Fin571 Law Recommendation for Lawrence Sports

Implementation of Recommendation
The most appropriate recommendation for Lawrence Sports is to implement the conservative approach.   “The conservative approach states that the proportion of current assets to current liabilities should be kept at 2:1. If this proportion is kept, the company would be able to maintain its financial solvency” (“Working Capital Circumstances in the Company”, 2008, p 1).   Rarely does a firm maintain the 2:1 ratio; the average ratio for firms employing the conservative approach is 1.4:1.   Therefore, Lawrence must maintain 140% of the total outflow in assets.

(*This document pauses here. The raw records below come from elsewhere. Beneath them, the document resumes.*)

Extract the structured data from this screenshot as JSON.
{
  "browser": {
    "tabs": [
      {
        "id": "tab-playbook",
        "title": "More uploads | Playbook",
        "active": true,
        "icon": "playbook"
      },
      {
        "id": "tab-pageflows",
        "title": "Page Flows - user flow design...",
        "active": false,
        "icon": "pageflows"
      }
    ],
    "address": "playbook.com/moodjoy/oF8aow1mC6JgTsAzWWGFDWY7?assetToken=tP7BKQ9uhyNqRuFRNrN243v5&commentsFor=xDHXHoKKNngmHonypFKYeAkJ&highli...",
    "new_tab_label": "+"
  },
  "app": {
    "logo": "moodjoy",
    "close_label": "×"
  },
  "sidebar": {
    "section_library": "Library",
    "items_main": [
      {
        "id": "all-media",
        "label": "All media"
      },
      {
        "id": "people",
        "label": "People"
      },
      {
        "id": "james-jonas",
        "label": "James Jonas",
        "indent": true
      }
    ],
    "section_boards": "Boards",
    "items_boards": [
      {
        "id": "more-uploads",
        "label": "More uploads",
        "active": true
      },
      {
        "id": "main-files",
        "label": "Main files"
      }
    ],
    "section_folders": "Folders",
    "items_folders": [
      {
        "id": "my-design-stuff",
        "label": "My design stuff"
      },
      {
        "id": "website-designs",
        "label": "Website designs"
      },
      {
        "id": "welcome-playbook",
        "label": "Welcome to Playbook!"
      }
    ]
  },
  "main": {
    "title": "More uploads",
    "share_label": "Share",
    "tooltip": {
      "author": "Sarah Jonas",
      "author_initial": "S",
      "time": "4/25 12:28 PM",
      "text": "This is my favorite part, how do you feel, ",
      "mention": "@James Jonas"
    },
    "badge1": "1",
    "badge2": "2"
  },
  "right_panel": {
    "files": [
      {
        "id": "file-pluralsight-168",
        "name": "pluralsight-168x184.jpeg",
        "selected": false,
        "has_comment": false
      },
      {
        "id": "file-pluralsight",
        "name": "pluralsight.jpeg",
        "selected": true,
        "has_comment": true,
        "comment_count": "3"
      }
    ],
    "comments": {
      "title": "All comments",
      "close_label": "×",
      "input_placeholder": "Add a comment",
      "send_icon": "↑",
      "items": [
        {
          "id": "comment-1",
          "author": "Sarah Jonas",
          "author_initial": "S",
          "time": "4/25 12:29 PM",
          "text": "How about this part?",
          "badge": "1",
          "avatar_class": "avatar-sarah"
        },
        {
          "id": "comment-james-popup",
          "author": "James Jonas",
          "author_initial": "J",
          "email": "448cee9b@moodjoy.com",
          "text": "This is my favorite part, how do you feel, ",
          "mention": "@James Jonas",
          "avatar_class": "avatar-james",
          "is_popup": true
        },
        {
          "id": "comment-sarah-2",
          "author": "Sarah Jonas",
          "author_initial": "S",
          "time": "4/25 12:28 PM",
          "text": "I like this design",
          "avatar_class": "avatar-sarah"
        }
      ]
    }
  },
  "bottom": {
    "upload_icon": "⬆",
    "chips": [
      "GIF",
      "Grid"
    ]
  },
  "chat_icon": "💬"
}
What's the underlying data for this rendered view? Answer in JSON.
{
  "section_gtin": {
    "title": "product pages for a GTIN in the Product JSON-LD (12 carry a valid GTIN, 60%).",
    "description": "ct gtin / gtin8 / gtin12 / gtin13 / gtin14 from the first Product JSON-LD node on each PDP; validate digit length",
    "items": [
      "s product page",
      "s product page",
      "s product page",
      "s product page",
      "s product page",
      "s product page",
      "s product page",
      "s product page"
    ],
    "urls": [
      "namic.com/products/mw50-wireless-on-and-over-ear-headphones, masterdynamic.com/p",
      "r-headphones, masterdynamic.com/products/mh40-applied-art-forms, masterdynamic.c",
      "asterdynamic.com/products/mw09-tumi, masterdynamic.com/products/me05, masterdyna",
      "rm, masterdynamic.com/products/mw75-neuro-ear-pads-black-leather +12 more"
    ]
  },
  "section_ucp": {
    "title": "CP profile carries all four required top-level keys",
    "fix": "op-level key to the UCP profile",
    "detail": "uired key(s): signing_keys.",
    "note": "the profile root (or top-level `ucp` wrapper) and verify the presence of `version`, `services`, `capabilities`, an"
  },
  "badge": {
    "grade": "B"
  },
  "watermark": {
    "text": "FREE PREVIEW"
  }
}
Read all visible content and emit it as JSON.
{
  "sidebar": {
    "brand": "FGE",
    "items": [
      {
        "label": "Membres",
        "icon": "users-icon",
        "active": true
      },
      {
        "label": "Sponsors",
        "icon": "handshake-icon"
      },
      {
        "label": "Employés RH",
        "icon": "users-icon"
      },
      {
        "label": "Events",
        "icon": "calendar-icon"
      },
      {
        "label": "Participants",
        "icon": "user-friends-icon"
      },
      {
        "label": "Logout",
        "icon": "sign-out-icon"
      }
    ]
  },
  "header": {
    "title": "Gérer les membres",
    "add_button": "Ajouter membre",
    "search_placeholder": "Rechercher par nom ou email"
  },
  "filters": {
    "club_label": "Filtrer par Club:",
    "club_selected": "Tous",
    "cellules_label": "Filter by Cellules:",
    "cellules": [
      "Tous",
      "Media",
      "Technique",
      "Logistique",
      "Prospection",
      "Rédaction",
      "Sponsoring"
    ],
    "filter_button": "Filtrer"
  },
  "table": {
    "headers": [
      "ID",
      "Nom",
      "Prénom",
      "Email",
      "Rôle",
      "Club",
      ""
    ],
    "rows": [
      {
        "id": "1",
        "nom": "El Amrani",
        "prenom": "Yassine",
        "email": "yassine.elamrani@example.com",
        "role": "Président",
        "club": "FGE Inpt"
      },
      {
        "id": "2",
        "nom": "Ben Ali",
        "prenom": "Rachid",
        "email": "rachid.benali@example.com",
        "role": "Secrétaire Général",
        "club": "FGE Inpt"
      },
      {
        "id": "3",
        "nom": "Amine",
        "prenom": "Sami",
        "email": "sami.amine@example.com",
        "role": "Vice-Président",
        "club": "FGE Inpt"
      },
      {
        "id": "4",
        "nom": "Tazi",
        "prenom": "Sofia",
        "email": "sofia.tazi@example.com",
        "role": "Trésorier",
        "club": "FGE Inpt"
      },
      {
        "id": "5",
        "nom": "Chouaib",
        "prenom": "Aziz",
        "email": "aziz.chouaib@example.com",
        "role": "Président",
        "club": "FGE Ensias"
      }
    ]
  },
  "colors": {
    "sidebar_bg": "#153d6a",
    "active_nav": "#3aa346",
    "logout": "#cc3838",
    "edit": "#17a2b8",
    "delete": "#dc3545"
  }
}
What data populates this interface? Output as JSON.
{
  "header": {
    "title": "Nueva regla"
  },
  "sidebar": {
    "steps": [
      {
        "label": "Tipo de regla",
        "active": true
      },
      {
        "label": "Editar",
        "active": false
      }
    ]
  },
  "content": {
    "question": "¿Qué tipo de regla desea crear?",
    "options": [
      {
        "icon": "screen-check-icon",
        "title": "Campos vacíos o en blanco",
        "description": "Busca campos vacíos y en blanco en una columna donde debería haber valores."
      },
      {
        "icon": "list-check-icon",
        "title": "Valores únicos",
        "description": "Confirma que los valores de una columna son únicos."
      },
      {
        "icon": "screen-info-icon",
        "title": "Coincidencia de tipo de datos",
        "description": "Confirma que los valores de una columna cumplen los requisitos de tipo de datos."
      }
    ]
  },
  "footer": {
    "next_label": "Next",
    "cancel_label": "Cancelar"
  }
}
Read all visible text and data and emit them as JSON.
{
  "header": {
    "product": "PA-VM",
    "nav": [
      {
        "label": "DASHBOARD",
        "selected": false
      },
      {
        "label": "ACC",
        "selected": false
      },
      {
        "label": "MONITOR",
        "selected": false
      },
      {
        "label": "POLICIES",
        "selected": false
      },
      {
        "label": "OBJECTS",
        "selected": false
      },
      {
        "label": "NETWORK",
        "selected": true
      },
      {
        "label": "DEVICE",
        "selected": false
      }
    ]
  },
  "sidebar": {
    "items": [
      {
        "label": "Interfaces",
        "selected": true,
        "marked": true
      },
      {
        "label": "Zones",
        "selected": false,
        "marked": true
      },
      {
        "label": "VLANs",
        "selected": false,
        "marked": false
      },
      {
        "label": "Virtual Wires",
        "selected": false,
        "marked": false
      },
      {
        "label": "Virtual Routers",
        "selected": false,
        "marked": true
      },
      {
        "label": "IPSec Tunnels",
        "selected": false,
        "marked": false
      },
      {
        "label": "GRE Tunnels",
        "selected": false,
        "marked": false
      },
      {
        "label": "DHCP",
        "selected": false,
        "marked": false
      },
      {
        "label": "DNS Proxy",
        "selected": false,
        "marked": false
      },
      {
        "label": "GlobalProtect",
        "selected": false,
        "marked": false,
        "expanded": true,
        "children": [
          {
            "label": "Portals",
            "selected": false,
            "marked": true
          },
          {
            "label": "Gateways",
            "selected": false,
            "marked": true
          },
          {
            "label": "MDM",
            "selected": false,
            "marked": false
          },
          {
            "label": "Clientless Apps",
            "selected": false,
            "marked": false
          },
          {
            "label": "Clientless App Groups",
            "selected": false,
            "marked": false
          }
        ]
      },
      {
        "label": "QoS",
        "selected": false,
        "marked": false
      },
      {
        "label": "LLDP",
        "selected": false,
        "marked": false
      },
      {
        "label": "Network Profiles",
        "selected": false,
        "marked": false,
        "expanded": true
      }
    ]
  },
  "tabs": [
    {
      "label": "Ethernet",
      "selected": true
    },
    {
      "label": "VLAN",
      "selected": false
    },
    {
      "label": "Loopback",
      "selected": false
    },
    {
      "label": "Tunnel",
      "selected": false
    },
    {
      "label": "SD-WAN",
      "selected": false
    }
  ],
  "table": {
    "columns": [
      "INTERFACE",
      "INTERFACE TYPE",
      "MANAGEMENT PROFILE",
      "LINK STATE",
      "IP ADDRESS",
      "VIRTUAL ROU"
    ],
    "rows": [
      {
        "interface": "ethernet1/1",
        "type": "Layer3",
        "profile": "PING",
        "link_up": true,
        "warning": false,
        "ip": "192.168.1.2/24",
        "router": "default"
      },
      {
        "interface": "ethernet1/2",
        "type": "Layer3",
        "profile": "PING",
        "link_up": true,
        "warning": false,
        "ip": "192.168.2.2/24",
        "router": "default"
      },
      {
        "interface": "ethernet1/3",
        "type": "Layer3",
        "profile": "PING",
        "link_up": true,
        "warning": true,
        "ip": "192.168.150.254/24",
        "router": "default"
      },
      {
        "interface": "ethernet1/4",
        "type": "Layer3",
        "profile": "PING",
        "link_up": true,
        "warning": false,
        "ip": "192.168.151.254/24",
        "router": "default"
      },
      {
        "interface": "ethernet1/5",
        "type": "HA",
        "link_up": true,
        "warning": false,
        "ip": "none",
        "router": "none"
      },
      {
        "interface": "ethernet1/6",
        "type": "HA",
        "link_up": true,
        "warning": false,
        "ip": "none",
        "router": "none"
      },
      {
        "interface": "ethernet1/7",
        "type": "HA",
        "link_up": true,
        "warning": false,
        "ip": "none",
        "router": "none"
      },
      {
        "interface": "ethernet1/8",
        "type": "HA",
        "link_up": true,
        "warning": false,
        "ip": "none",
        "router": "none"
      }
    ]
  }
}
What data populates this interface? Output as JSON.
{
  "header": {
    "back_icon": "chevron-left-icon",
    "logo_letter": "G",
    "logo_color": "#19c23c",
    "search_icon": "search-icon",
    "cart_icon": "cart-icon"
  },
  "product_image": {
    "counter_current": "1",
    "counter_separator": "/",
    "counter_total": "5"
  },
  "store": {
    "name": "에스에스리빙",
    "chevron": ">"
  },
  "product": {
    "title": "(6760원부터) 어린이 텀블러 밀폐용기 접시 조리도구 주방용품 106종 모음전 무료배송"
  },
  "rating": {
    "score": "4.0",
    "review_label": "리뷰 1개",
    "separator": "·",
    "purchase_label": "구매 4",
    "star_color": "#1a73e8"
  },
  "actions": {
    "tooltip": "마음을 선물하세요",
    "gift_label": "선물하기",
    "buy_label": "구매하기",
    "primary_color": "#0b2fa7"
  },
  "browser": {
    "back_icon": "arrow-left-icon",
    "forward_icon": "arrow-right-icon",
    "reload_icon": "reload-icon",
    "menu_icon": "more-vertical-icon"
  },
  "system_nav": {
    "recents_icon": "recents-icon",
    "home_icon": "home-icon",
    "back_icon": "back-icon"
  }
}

    Lawrence’s outflows include operating expenses and payments to Gartner and Murray.   Over a seven-week period (from March 10th to April 27th), the total cash outflow is $2,637,000.   To successfully implement the conservative approach, Lawrence must secure $3,691,000 in assets to ensure a constant state of solvency.   The conservative approach to managing working capital limits the usage of short-term loans and relies on long-term loans.   “Long-term financing is used to finance all of the firm’s long-term assets, all of its permanent current assets, and some of its temporary current assets” (Emery, 2007, p.642).   Currently, Lawrence only ends the period from March 10th to April 27th with approximately $2,751,000 in assets.   Because this level of assets falls short to what is needed to maintain solvency, Lawrence will need to secure a long-term loan to maintain the company’s safety net.
    In addition to alleviating the crisis of paying vendors when merchants default, such as Mayo’s trouble with making scheduled payments to Lawrence, the conservative method will create opportunity to incur financial gains.   If excess assets are not needed in a particular time period, “the firm invests the excess funds in marketable securities. By financing a portion of its seasonal needs for funds on a long-term basis, the firm builds in a margin of safety” (Emery, 2007, p.1).   However, because...